WORK ITEM
Copy out the data below as written; omit any images.

*** DATA SUPPLIED Section Begins ***

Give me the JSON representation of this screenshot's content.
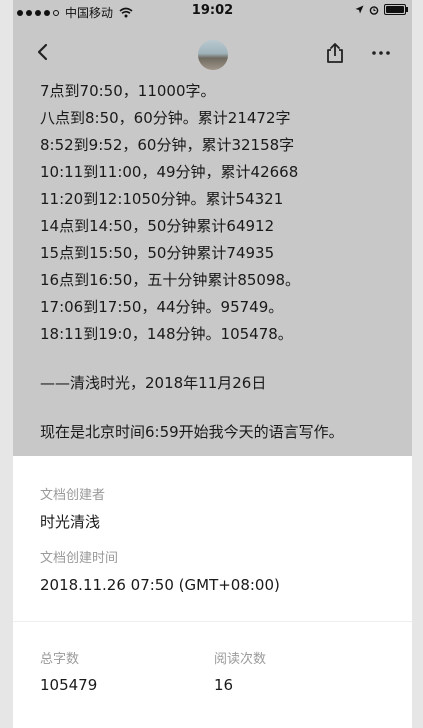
{
  "status_bar": {
    "carrier": "中国移动",
    "time": "19:02"
  },
  "nav": {
    "back_icon": "chevron-left-icon",
    "share_icon": "share-icon",
    "more_icon": "more-icon"
  },
  "content_lines": [
    "7点到70:50，11000字。",
    "八点到8:50，60分钟。累计21472字",
    "8:52到9:52，60分钟，累计32158字",
    "10:11到11:00，49分钟，累计42668",
    "11:20到12:1050分钟。累计54321",
    "14点到14:50，50分钟累计64912",
    "15点到15:50，50分钟累计74935",
    "16点到16:50，五十分钟累计85098。",
    "17:06到17:50，44分钟。95749。",
    "18:11到19:0，148分钟。105478。"
  ],
  "signature": "——清浅时光，2018年11月26日",
  "intro": "现在是北京时间6:59开始我今天的语言写作。",
  "doc_info": {
    "creator_label": "文档创建者",
    "creator_value": "时光清浅",
    "created_time_label": "文档创建时间",
    "created_time_value": "2018.11.26 07:50 (GMT+08:00)",
    "word_count_label": "总字数",
    "word_count_value": "105479",
    "read_count_label": "阅读次数",
    "read_count_value": "16"
  }
}
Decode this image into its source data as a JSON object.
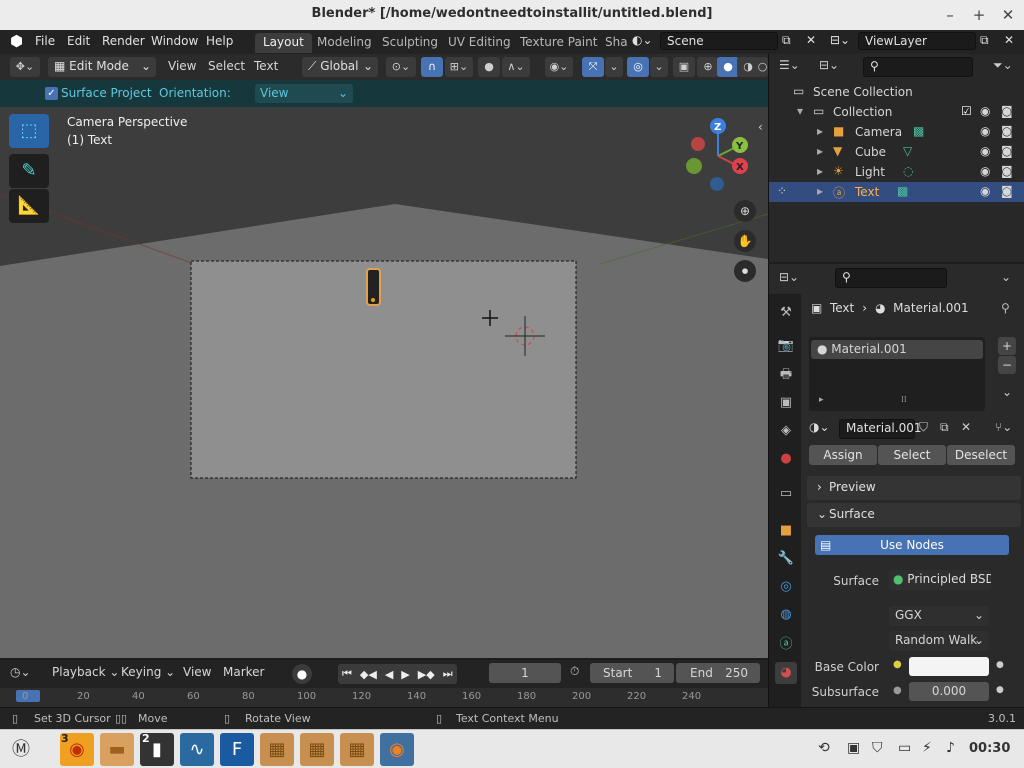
{
  "window": {
    "title": "Blender* [/home/wedontneedtoinstallit/untitled.blend]",
    "minimize": "–",
    "maximize": "+",
    "close": "✕"
  },
  "menubar": {
    "logo": "⬢",
    "items": [
      "File",
      "Edit",
      "Render",
      "Window",
      "Help"
    ],
    "workspaces": [
      "Layout",
      "Modeling",
      "Sculpting",
      "UV Editing",
      "Texture Paint",
      "Sha"
    ],
    "scene": "Scene",
    "view_layer": "ViewLayer"
  },
  "viewport_header": {
    "mode": "Edit Mode",
    "menus": [
      "View",
      "Select",
      "Text"
    ],
    "orientation": "Global"
  },
  "tool_settings": {
    "surface_project": "Surface Project",
    "orientation_label": "Orientation:",
    "orientation_value": "View"
  },
  "viewport": {
    "camera_label": "Camera Perspective",
    "object_label": "(1) Text",
    "gizmo": {
      "z": "Z",
      "y": "Y",
      "x": "X"
    }
  },
  "outliner": {
    "search_placeholder": "",
    "scene_collection": "Scene Collection",
    "collection": "Collection",
    "objects": [
      "Camera",
      "Cube",
      "Light",
      "Text"
    ]
  },
  "properties": {
    "breadcrumb_object": "Text",
    "breadcrumb_material": "Material.001",
    "slot_name": "Material.001",
    "material_name": "Material.001",
    "assign": "Assign",
    "select": "Select",
    "deselect": "Deselect",
    "preview": "Preview",
    "surface_panel": "Surface",
    "use_nodes": "Use Nodes",
    "surface_label": "Surface",
    "surface_value": "Principled BSDF",
    "distribution": "GGX",
    "subsurface_method": "Random Walk",
    "base_color_label": "Base Color",
    "subsurface_label": "Subsurface",
    "subsurface_value": "0.000"
  },
  "timeline": {
    "menus": [
      "Playback",
      "Keying",
      "View",
      "Marker"
    ],
    "current_frame": "1",
    "start_label": "Start",
    "start_value": "1",
    "end_label": "End",
    "end_value": "250",
    "ruler": [
      "0",
      "20",
      "40",
      "60",
      "80",
      "100",
      "120",
      "140",
      "160",
      "180",
      "200",
      "220",
      "240"
    ]
  },
  "statusbar": {
    "set_cursor": "Set 3D Cursor",
    "move": "Move",
    "rotate": "Rotate View",
    "context_menu": "Text Context Menu",
    "version": "3.0.1"
  },
  "taskbar": {
    "firefox_badge": "3",
    "terminal_badge": "2",
    "clock": "00:30"
  },
  "colors": {
    "accent": "#4772b3",
    "tool_header": "#16383d",
    "selected_row": "#334d80"
  }
}
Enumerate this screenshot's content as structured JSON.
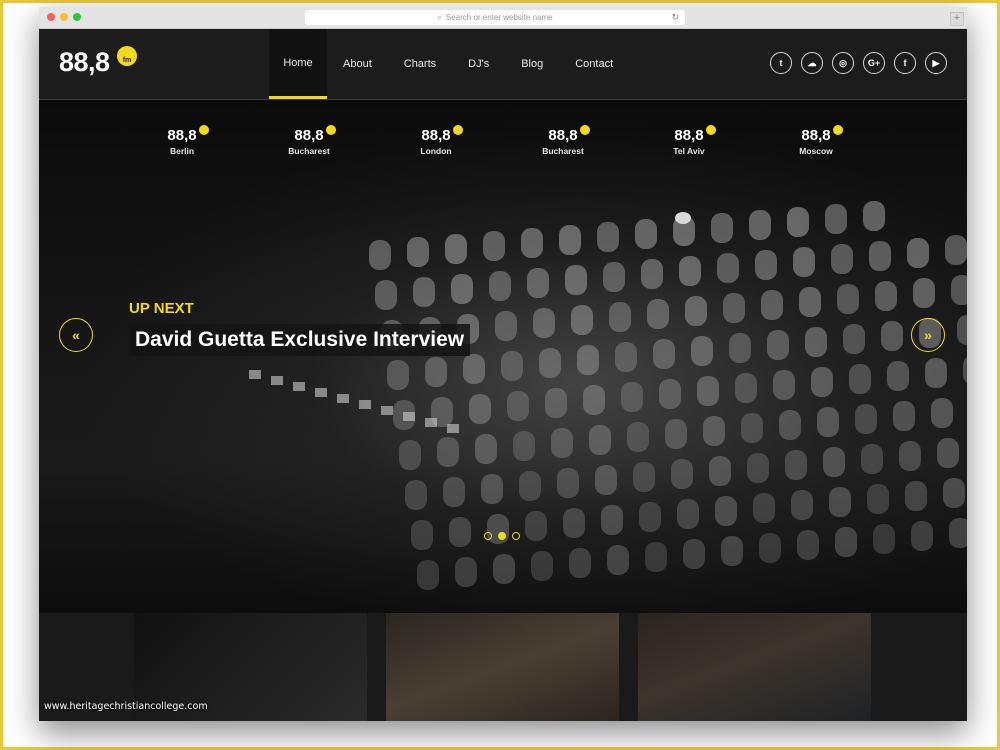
{
  "browser": {
    "url_placeholder": "Search or enter website name",
    "newtab_label": "+"
  },
  "header": {
    "logo_text": "88,8",
    "logo_badge": "fm",
    "nav": [
      {
        "label": "Home",
        "active": true
      },
      {
        "label": "About"
      },
      {
        "label": "Charts"
      },
      {
        "label": "DJ's"
      },
      {
        "label": "Blog"
      },
      {
        "label": "Contact"
      }
    ],
    "socials": [
      {
        "name": "twitter-icon",
        "glyph": "t"
      },
      {
        "name": "soundcloud-icon",
        "glyph": "☁"
      },
      {
        "name": "instagram-icon",
        "glyph": "◎"
      },
      {
        "name": "google-plus-icon",
        "glyph": "G+"
      },
      {
        "name": "facebook-icon",
        "glyph": "f"
      },
      {
        "name": "youtube-icon",
        "glyph": "▶"
      }
    ]
  },
  "stations": [
    {
      "logo": "88,8",
      "city": "Berlin"
    },
    {
      "logo": "88,8",
      "city": "Bucharest"
    },
    {
      "logo": "88,8",
      "city": "London"
    },
    {
      "logo": "88,8",
      "city": "Bucharest"
    },
    {
      "logo": "88,8",
      "city": "Tel Aviv"
    },
    {
      "logo": "88,8",
      "city": "Moscow"
    }
  ],
  "hero": {
    "eyebrow": "UP NEXT",
    "headline": "David Guetta Exclusive Interview",
    "prev_glyph": "«",
    "next_glyph": "»",
    "slide_count": 3,
    "active_slide": 2
  },
  "watermark": "www.heritagechristiancollege.com",
  "colors": {
    "accent": "#f4d919",
    "header_bg": "#1c1c1c"
  }
}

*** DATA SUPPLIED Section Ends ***

SOLVED EXERCISE
Give me the JSON representation of this screenshot's content.
{
  "status_bar": {
    "carrier": "中国移动",
    "time": "19:02"
  },
  "nav": {
    "back_icon": "chevron-left-icon",
    "share_icon": "share-icon",
    "more_icon": "more-icon"
  },
  "content_lines": [
    "7点到70:50，11000字。",
    "八点到8:50，60分钟。累计21472字",
    "8:52到9:52，60分钟，累计32158字",
    "10:11到11:00，49分钟，累计42668",
    "11:20到12:1050分钟。累计54321",
    "14点到14:50，50分钟累计64912",
    "15点到15:50，50分钟累计74935",
    "16点到16:50，五十分钟累计85098。",
    "17:06到17:50，44分钟。95749。",
    "18:11到19:0，148分钟。105478。"
  ],
  "signature": "——清浅时光，2018年11月26日",
  "intro": "现在是北京时间6:59开始我今天的语言写作。",
  "doc_info": {
    "creator_label": "文档创建者",
    "creator_value": "时光清浅",
    "created_time_label": "文档创建时间",
    "created_time_value": "2018.11.26 07:50 (GMT+08:00)",
    "word_count_label": "总字数",
    "word_count_value": "105479",
    "read_count_label": "阅读次数",
    "read_count_value": "16"
  }
}
Decode this image into its source data as a JSON object.
{
  "window": {
    "title": "Blender* [/home/wedontneedtoinstallit/untitled.blend]",
    "minimize": "–",
    "maximize": "+",
    "close": "✕"
  },
  "menubar": {
    "logo": "⬢",
    "items": [
      "File",
      "Edit",
      "Render",
      "Window",
      "Help"
    ],
    "workspaces": [
      "Layout",
      "Modeling",
      "Sculpting",
      "UV Editing",
      "Texture Paint",
      "Sha"
    ],
    "scene": "Scene",
    "view_layer": "ViewLayer"
  },
  "viewport_header": {
    "mode": "Edit Mode",
    "menus": [
      "View",
      "Select",
      "Text"
    ],
    "orientation": "Global"
  },
  "tool_settings": {
    "surface_project": "Surface Project",
    "orientation_label": "Orientation:",
    "orientation_value": "View"
  },
  "viewport": {
    "camera_label": "Camera Perspective",
    "object_label": "(1) Text",
    "gizmo": {
      "z": "Z",
      "y": "Y",
      "x": "X"
    }
  },
  "outliner": {
    "search_placeholder": "",
    "scene_collection": "Scene Collection",
    "collection": "Collection",
    "objects": [
      "Camera",
      "Cube",
      "Light",
      "Text"
    ]
  },
  "properties": {
    "breadcrumb_object": "Text",
    "breadcrumb_material": "Material.001",
    "slot_name": "Material.001",
    "material_name": "Material.001",
    "assign": "Assign",
    "select": "Select",
    "deselect": "Deselect",
    "preview": "Preview",
    "surface_panel": "Surface",
    "use_nodes": "Use Nodes",
    "surface_label": "Surface",
    "surface_value": "Principled BSDF",
    "distribution": "GGX",
    "subsurface_method": "Random Walk",
    "base_color_label": "Base Color",
    "subsurface_label": "Subsurface",
    "subsurface_value": "0.000"
  },
  "timeline": {
    "menus": [
      "Playback",
      "Keying",
      "View",
      "Marker"
    ],
    "current_frame": "1",
    "start_label": "Start",
    "start_value": "1",
    "end_label": "End",
    "end_value": "250",
    "ruler": [
      "0",
      "20",
      "40",
      "60",
      "80",
      "100",
      "120",
      "140",
      "160",
      "180",
      "200",
      "220",
      "240"
    ]
  },
  "statusbar": {
    "set_cursor": "Set 3D Cursor",
    "move": "Move",
    "rotate": "Rotate View",
    "context_menu": "Text Context Menu",
    "version": "3.0.1"
  },
  "taskbar": {
    "firefox_badge": "3",
    "terminal_badge": "2",
    "clock": "00:30"
  },
  "colors": {
    "accent": "#4772b3",
    "tool_header": "#16383d",
    "selected_row": "#334d80"
  }
}
Enumerate this screenshot's content as structured JSON.
{
  "browser": {
    "url_placeholder": "Search or enter website name",
    "newtab_label": "+"
  },
  "header": {
    "logo_text": "88,8",
    "logo_badge": "fm",
    "nav": [
      {
        "label": "Home",
        "active": true
      },
      {
        "label": "About"
      },
      {
        "label": "Charts"
      },
      {
        "label": "DJ's"
      },
      {
        "label": "Blog"
      },
      {
        "label": "Contact"
      }
    ],
    "socials": [
      {
        "name": "twitter-icon",
        "glyph": "t"
      },
      {
        "name": "soundcloud-icon",
        "glyph": "☁"
      },
      {
        "name": "instagram-icon",
        "glyph": "◎"
      },
      {
        "name": "google-plus-icon",
        "glyph": "G+"
      },
      {
        "name": "facebook-icon",
        "glyph": "f"
      },
      {
        "name": "youtube-icon",
        "glyph": "▶"
      }
    ]
  },
  "stations": [
    {
      "logo": "88,8",
      "city": "Berlin"
    },
    {
      "logo": "88,8",
      "city": "Bucharest"
    },
    {
      "logo": "88,8",
      "city": "London"
    },
    {
      "logo": "88,8",
      "city": "Bucharest"
    },
    {
      "logo": "88,8",
      "city": "Tel Aviv"
    },
    {
      "logo": "88,8",
      "city": "Moscow"
    }
  ],
  "hero": {
    "eyebrow": "UP NEXT",
    "headline": "David Guetta Exclusive Interview",
    "prev_glyph": "«",
    "next_glyph": "»",
    "slide_count": 3,
    "active_slide": 2
  },
  "watermark": "www.heritagechristiancollege.com",
  "colors": {
    "accent": "#f4d919",
    "header_bg": "#1c1c1c"
  }
}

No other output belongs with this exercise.